A beautiful gallery of Katherine Hattam’s artwork, an amalgamation of photography and printmaking, is preceded by a passionate introduction by Nadiah Abdulrahim. Finally, three distinct memoirs finish this extensive, varied magazine. "Unemployed at Last, Again" (Chris Wallace-Crabbe) is a delightful journey of memory woven together with the author’s poetry. Readers are sure to be chilled by the accounts of violence and torture in the field of psychiatry brought to light by "A Visit to the Madhouse" (Sophie Quick).
But the final memoir is certainly most moving and haunting of all, at least for this reader. It details the account of a guard put in charge of a hospitalized prisoner, known to him simply as Jimmy. Due to gross racism and misunderstanding of Aboriginal culture, a simple biopsy of a growth on Jimmy’s groin turned into a full removal of all his genitals without any consultation or permission from the patient. In a concise, gently accusatory tale, author Roderick St. George managed to heat my blood with anger at the plight of a man humiliated and maimed simply because his surgeon assumed he couldn’t speak English.

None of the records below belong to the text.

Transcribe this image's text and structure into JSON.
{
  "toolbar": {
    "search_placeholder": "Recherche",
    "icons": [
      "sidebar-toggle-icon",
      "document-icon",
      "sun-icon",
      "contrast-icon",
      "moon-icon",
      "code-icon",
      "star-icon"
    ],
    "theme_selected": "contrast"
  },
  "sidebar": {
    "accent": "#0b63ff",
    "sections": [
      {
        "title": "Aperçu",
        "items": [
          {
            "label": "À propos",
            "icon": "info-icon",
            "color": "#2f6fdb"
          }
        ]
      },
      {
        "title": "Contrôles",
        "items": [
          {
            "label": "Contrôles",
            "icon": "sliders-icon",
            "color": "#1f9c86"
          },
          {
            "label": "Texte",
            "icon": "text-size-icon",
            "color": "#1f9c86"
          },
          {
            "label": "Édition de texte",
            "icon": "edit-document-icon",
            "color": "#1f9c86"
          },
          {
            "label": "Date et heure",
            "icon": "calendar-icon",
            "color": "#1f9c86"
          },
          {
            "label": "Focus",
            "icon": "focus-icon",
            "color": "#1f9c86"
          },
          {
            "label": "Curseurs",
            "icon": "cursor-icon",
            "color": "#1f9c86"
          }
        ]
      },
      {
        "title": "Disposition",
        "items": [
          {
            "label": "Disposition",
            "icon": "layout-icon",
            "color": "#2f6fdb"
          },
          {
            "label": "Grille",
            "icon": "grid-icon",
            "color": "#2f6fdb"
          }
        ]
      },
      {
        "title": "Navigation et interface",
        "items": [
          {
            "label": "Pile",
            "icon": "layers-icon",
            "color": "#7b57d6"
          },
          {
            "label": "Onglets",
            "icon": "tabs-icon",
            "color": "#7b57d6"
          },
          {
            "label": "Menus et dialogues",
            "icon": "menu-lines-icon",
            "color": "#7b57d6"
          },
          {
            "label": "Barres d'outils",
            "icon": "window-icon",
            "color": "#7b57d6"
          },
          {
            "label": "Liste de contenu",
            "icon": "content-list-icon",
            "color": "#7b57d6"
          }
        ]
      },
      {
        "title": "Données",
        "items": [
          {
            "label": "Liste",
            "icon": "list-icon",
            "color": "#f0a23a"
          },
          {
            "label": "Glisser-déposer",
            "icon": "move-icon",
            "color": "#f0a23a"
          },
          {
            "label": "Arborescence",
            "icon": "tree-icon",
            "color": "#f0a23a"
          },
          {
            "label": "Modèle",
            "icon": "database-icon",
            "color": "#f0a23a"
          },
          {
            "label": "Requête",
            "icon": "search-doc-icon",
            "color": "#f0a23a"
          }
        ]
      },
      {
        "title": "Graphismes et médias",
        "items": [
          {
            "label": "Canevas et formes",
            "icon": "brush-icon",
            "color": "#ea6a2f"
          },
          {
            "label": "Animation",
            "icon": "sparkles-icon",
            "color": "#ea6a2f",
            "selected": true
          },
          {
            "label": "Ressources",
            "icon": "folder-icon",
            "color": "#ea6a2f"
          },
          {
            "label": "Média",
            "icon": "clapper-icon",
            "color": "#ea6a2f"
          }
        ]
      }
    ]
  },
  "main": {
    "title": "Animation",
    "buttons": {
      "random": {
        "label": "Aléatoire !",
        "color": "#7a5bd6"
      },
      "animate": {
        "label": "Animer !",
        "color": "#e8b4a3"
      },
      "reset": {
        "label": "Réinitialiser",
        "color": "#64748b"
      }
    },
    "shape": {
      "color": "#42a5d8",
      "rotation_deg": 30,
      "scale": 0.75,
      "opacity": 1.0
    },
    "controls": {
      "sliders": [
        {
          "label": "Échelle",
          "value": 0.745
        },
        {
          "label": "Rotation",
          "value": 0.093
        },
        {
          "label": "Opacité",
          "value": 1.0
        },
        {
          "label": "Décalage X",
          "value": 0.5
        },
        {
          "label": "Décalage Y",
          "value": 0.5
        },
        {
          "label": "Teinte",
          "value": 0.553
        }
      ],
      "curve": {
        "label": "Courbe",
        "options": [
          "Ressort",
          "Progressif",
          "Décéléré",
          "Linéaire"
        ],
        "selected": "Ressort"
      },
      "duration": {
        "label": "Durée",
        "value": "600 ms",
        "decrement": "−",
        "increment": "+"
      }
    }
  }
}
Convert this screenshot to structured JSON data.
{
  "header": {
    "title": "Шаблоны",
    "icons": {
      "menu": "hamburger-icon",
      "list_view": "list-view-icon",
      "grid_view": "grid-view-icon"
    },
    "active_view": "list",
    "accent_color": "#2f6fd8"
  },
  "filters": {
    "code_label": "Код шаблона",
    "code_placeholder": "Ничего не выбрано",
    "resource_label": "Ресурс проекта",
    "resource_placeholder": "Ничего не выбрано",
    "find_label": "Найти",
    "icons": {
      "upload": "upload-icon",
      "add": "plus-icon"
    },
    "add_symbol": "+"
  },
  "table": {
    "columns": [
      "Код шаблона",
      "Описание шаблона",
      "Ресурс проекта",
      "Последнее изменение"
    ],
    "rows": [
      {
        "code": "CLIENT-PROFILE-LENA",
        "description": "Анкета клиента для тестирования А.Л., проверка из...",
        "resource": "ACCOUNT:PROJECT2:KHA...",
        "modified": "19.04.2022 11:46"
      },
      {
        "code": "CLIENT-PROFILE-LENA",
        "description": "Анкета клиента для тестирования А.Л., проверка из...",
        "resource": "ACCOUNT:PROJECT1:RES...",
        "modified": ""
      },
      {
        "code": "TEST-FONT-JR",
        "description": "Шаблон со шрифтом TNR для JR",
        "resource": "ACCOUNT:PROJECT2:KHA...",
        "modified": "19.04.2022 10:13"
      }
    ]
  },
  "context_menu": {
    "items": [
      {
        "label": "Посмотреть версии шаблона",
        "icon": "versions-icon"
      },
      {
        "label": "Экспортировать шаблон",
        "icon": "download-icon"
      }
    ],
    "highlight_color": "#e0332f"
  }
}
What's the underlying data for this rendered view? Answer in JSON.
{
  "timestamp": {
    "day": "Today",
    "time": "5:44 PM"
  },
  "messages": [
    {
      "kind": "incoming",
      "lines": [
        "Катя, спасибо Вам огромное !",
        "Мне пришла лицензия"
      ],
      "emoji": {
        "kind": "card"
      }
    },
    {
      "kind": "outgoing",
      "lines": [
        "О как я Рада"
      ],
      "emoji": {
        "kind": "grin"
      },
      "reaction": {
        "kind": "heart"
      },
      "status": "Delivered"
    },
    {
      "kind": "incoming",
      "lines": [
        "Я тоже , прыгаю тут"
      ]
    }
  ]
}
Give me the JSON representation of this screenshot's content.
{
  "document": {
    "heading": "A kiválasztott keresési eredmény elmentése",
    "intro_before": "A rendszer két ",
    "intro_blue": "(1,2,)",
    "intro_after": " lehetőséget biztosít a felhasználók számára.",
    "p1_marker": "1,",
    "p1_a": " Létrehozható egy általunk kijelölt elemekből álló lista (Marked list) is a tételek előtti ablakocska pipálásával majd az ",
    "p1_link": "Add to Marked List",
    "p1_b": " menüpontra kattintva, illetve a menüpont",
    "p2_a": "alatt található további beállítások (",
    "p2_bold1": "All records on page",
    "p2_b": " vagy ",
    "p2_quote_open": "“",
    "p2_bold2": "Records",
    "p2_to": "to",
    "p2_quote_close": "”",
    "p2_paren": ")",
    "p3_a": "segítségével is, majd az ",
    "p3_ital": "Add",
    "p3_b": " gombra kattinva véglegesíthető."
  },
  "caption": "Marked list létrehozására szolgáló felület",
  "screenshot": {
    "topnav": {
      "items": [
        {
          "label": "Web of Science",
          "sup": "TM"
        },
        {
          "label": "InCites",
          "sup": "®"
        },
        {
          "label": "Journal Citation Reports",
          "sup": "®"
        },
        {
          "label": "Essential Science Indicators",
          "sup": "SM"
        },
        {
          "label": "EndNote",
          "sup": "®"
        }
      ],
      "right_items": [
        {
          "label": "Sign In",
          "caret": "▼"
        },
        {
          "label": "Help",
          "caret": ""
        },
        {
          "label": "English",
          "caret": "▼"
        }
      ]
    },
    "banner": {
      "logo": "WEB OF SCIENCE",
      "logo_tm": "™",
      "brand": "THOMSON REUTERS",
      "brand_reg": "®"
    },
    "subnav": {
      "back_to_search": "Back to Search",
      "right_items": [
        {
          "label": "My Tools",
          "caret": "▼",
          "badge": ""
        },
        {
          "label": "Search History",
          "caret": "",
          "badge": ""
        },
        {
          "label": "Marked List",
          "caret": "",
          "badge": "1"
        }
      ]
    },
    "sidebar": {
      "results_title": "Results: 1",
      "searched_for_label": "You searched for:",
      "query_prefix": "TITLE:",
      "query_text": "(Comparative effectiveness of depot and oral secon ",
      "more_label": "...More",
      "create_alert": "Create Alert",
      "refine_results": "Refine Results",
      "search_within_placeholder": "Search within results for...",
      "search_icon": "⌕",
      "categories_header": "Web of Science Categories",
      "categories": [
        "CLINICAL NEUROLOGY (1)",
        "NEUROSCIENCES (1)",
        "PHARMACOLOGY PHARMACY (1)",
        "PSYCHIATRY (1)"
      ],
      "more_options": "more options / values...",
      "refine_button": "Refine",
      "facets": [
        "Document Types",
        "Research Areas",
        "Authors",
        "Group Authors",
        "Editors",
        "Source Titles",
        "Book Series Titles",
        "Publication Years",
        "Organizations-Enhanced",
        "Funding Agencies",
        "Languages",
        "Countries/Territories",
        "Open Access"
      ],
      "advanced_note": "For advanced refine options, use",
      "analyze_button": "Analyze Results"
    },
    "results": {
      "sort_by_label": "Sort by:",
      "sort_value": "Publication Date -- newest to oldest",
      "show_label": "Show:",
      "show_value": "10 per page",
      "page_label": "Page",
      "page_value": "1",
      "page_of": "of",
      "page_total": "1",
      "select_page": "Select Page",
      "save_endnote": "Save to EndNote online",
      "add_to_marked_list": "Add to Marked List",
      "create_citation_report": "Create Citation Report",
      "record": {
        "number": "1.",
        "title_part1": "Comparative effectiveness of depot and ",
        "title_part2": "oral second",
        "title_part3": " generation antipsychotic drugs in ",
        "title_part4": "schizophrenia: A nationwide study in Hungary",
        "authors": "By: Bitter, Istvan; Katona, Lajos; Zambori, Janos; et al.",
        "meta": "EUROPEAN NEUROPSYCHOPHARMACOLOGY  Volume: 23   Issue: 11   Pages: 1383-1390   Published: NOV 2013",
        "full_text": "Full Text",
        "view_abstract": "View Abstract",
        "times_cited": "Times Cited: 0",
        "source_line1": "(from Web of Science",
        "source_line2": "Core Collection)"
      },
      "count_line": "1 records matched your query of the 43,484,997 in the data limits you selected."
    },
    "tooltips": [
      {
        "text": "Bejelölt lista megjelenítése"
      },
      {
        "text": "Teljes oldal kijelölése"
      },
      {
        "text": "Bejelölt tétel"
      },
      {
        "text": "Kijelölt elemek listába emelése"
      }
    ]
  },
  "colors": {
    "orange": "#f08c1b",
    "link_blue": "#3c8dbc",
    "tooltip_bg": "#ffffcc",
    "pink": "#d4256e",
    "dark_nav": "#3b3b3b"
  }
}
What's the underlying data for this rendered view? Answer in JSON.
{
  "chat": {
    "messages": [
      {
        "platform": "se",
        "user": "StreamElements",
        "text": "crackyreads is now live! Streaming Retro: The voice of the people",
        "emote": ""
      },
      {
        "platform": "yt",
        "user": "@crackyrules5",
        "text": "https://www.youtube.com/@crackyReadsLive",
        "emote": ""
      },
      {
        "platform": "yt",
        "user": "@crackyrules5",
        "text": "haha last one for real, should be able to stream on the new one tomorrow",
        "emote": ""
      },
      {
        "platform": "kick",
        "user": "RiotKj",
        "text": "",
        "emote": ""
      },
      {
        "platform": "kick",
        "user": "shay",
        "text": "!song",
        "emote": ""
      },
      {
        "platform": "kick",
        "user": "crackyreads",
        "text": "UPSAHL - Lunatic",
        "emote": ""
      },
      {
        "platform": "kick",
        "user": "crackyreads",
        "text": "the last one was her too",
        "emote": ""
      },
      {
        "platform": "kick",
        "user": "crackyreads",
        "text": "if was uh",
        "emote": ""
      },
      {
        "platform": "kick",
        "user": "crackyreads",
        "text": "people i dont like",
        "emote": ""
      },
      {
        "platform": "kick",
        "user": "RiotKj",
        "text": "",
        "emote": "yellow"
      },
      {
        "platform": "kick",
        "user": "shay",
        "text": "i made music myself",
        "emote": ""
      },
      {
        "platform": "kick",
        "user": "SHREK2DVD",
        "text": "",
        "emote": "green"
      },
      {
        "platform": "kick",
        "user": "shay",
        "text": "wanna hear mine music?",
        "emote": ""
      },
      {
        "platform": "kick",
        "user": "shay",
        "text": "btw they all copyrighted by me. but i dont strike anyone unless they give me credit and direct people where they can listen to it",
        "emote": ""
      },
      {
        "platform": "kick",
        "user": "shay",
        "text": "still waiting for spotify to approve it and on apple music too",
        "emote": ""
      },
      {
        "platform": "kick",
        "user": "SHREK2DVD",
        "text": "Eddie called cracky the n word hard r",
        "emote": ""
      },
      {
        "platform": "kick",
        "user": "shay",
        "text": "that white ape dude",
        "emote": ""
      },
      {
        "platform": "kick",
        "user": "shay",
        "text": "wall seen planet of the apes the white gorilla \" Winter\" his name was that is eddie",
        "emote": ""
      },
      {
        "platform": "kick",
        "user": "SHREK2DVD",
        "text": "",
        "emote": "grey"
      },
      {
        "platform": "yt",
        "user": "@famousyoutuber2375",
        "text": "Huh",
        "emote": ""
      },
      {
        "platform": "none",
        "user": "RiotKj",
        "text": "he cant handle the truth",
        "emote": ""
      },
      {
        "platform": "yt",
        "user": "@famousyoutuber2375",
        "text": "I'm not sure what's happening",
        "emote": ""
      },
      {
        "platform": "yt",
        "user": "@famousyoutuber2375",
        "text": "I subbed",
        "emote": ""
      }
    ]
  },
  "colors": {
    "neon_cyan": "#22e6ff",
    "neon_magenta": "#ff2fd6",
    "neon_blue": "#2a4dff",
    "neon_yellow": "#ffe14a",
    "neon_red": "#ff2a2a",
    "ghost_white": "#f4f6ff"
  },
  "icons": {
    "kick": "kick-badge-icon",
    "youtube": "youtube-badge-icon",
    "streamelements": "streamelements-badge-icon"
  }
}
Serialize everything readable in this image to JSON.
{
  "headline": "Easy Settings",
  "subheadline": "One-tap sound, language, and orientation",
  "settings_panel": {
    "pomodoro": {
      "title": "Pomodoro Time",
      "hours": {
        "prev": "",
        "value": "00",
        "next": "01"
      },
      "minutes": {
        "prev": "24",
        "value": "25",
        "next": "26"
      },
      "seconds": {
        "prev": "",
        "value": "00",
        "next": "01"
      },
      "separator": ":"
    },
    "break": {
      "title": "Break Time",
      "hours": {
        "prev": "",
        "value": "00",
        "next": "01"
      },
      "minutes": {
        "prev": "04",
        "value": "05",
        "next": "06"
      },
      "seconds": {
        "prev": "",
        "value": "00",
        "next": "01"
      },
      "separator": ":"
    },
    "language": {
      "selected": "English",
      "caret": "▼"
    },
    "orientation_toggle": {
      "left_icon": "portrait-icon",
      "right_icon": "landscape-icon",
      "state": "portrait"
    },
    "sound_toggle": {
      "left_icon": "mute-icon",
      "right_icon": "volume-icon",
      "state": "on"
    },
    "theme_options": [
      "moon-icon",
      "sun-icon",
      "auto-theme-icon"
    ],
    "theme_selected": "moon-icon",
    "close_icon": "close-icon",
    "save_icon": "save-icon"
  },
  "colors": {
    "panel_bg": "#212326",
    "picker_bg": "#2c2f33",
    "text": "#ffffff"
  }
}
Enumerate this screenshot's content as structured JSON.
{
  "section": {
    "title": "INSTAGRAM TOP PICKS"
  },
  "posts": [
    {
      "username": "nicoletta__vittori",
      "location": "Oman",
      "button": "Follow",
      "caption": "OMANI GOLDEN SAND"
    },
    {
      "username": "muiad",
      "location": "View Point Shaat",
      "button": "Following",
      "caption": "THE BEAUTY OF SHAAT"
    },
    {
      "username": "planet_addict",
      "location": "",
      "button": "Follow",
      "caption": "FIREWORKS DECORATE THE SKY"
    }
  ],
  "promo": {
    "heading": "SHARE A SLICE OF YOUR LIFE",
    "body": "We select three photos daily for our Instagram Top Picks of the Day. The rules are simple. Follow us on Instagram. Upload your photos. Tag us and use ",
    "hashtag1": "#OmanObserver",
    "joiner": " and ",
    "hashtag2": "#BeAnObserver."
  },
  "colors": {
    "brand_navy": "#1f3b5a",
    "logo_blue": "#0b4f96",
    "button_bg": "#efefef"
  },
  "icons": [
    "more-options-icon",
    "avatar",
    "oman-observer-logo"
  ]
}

Meanjin Volume 73 accomplishes many things, but for me its greatest strengths are clear: the characters throughout are memorable, the poetry is accessible and full of lyricism, and the non-fiction is written with passionate abandon. Written with the utmost intelligence and skill, it seems to me that the most likely audience is academics and those who are hungry for brilliant writing. It invites authors from all walks of life, in all stages of their careers, and gives them a platform to say what they want to say, as long as they do it well. And isn’t that what literature is all about, anyway?